----- Exercise input -----

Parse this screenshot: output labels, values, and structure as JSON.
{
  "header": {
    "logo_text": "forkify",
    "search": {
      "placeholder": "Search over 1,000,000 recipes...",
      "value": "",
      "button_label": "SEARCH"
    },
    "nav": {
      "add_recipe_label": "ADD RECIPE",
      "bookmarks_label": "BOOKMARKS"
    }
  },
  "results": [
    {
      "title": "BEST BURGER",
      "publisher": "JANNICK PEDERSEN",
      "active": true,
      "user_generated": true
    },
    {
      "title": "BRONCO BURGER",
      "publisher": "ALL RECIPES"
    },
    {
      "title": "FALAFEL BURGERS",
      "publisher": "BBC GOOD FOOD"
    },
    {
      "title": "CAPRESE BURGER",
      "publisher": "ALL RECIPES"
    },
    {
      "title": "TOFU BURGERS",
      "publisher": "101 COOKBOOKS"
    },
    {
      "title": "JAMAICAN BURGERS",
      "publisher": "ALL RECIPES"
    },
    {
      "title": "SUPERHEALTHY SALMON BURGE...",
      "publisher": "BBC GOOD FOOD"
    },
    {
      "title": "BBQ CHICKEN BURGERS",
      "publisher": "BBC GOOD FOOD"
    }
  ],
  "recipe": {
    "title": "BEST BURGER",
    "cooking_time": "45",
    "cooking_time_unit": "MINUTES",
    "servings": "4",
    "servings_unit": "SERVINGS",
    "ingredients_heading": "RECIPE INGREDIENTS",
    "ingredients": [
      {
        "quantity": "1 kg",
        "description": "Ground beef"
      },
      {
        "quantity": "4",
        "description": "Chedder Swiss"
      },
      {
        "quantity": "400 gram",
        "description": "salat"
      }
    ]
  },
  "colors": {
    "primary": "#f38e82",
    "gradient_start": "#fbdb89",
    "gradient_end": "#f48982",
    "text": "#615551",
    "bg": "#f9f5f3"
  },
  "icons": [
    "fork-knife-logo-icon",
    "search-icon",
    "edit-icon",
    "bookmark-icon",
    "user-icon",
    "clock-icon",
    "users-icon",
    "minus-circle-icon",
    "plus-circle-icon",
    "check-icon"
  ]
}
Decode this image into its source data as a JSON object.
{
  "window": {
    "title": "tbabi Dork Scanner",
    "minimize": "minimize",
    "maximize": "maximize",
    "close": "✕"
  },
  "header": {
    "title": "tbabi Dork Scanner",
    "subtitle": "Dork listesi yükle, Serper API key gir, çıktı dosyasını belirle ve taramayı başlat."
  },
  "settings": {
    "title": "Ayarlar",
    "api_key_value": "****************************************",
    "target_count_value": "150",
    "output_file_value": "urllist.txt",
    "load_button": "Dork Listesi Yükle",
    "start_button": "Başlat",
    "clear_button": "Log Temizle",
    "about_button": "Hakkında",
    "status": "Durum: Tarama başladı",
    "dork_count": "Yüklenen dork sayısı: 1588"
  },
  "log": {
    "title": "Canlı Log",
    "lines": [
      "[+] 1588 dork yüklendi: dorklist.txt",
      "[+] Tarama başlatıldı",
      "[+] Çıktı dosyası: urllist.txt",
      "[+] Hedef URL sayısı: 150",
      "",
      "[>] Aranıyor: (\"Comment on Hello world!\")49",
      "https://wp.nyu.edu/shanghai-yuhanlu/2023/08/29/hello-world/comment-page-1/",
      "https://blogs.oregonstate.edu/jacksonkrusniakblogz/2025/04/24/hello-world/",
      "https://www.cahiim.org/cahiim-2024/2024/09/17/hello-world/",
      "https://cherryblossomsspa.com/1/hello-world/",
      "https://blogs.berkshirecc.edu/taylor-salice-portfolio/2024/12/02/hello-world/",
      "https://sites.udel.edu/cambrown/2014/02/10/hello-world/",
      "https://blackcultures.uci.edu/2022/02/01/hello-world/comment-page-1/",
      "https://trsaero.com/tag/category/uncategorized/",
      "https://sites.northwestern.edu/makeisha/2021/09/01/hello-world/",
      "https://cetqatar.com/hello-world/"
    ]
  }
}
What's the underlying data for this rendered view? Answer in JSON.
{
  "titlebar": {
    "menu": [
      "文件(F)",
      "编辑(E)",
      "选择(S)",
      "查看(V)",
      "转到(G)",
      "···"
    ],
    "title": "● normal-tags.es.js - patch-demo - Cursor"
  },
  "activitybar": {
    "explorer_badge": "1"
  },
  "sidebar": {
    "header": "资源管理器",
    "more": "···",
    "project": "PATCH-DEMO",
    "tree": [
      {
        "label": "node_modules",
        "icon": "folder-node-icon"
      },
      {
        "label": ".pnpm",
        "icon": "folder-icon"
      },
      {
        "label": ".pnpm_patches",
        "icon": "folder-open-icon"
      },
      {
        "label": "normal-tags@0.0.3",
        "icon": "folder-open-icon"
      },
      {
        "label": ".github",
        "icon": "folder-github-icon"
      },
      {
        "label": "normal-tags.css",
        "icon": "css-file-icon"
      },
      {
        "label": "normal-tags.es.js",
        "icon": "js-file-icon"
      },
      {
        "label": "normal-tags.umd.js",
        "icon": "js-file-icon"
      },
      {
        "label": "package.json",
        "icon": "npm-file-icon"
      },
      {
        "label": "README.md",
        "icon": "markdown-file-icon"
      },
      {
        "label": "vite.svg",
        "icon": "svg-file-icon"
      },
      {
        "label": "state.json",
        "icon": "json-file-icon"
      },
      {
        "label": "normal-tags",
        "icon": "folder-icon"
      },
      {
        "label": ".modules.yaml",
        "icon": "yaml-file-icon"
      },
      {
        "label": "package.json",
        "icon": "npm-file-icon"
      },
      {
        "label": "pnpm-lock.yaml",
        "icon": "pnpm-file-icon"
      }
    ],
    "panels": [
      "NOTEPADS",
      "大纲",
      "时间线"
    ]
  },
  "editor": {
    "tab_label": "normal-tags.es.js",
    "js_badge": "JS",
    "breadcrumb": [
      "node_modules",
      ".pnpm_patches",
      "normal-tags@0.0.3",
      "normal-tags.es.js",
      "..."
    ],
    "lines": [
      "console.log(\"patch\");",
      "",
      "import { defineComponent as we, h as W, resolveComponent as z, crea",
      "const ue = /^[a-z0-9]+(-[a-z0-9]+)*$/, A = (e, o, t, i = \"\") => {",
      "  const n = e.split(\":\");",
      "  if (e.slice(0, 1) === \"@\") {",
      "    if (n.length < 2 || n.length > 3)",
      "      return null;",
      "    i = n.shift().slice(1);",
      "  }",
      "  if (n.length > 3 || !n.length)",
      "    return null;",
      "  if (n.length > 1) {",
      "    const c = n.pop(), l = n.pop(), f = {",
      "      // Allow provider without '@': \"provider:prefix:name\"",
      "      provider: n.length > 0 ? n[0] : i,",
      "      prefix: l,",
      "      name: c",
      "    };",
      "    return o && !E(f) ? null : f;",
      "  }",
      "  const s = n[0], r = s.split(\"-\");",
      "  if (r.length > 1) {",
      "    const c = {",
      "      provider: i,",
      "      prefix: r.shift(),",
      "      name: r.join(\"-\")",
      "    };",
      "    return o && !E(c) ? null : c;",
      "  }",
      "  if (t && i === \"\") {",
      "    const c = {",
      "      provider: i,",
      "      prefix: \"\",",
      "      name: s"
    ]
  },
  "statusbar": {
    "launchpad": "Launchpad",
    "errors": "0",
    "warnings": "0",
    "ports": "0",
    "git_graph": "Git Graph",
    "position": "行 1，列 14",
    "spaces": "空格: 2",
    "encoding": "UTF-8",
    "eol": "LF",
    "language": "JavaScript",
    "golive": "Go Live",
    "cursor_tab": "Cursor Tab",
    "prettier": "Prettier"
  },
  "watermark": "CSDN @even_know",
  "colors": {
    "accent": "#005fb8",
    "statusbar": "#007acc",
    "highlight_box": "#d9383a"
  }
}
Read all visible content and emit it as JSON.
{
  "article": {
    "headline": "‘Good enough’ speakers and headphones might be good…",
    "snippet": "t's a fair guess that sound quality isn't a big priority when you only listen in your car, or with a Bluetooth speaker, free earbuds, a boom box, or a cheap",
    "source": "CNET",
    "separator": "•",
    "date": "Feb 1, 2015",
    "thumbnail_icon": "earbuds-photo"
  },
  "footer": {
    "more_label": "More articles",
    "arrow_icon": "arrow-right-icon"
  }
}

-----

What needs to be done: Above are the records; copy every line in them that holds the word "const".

Reply to the task:
      "const ue = /^[a-z0-9]+(-[a-z0-9]+)*$/, A = (e, o, t, i = \"\") => {",
      "  const n = e.split(\":\");",
      "    const c = n.pop(), l = n.pop(), f = {",
      "  const s = n[0], r = s.split(\"-\");",
      "    const c = {",
      "    const c = {",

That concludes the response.